How Should Acceptance Tests Be Executed After a Deployment?


This may be a bit wonky but it's a surprisingly important issue at a lot of companies that don't have a dedicated QA department:

How do we ensure that our system is "green" after deploying a new feature? Who is responsible for running the tests and what should those tests include?

Many developers ask the same question this way:

Why do I have to be online at 2 AM to manually test my feature after it is deployed?

I've heard this question so many times that I thought I would write down my high-level answer. The answer isn's complicated, and its implementation isn't difficult. However, it's difficult to implement by many companies because it requires a coordinated effort across 3 groups of your product development team.

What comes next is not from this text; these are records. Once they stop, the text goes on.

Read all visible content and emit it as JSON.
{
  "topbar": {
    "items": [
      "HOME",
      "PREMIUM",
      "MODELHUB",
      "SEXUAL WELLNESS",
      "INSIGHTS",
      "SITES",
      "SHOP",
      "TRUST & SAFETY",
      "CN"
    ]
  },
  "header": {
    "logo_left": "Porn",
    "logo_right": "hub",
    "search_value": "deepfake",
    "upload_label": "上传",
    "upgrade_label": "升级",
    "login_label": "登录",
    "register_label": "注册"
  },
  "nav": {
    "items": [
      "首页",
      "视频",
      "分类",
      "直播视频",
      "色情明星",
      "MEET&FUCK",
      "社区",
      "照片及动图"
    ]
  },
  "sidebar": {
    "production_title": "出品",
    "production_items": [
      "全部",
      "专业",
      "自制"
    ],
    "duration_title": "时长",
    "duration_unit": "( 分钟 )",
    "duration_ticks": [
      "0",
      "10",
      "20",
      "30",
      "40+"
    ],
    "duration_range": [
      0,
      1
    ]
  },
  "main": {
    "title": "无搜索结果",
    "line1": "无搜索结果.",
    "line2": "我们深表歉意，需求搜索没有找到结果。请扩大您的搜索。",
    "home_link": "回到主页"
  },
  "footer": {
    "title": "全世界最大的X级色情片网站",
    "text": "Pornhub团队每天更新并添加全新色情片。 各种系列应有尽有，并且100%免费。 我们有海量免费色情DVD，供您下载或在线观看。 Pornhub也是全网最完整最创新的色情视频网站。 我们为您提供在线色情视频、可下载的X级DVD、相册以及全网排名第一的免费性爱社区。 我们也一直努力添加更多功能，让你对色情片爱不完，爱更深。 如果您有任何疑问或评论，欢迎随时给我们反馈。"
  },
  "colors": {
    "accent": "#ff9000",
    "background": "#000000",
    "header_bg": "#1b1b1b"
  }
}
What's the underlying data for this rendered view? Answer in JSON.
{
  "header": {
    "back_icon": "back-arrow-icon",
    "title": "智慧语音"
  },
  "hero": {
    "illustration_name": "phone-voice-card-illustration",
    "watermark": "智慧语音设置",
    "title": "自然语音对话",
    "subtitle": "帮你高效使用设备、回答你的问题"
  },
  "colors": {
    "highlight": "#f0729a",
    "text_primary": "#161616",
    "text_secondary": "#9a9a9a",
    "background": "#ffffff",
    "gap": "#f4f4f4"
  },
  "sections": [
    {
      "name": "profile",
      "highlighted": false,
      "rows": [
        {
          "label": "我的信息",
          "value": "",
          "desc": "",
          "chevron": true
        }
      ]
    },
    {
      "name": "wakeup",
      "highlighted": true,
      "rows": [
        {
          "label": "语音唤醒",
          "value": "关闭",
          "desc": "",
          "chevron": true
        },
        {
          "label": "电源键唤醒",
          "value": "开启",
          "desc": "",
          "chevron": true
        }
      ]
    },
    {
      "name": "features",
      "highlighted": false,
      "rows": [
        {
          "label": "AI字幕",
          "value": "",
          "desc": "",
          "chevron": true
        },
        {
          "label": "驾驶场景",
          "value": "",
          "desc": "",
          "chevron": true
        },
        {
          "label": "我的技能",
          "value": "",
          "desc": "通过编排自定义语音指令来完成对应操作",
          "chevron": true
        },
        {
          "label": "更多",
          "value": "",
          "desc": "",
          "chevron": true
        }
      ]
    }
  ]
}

Step 1 - Creating user acceptance criteria

Acceptance tests enforce how the user will interact with our system. But before you create those you need the acceptance criteria. It is up to the "holy trinity" (PO, Developer, Tester) to define these at story creation time. They also need to be updated if the spec for the story changes by the same people. The Specification by Example process is a good, light-weight and cheap way of doing this.

For most software, 99% of the time the acceptance criteria should be testable. You can't have testable acceptance criteria without writing more atomic, succincnt and well-defined stories. Without good stories you can't have good tests, and the ripple effects are very, very expensive.

One heuristic for creating testable acceptance criteria is Gherkin. It gives you a shared syntax for specifying requirements and makes it possible to generate automated tests. But there are other options for this too.

Step 2 - Creating the user acceptance tests

This is also the responsibility of the holy trinity. These tests can either be manual or automated. This is a tremendous understatement. Of course they should be automated. That will save you tons of money and time. No seriously.

These tests impersonate the customer and ensure that the happy path scenarios are properly implemented. They also ensure that the app reacts properly in unhappy path scenarios.

These tests should be:

  • Cheap

  • Lightweight

  • Cheap

  • Fast

  • Test only what is necessary

    • i.e., if the story doesn't involve a UI change don't use the UI to test the story

  • Cheap

  • Automated

  • Cheap

These tests need to run at deployment time.

Step 3 - Test Execution and Profit

If the acceptance tests aren’t automated then they need to be executed by a member of the holy trinity at the time of deployment. This option is:

  • Expensive

  • Error-prone

  • Slow

  • Expensive

  • Hated by everyone

    Otherwise we can add them to a deployment pipeline and execute them immediately after the deployment step.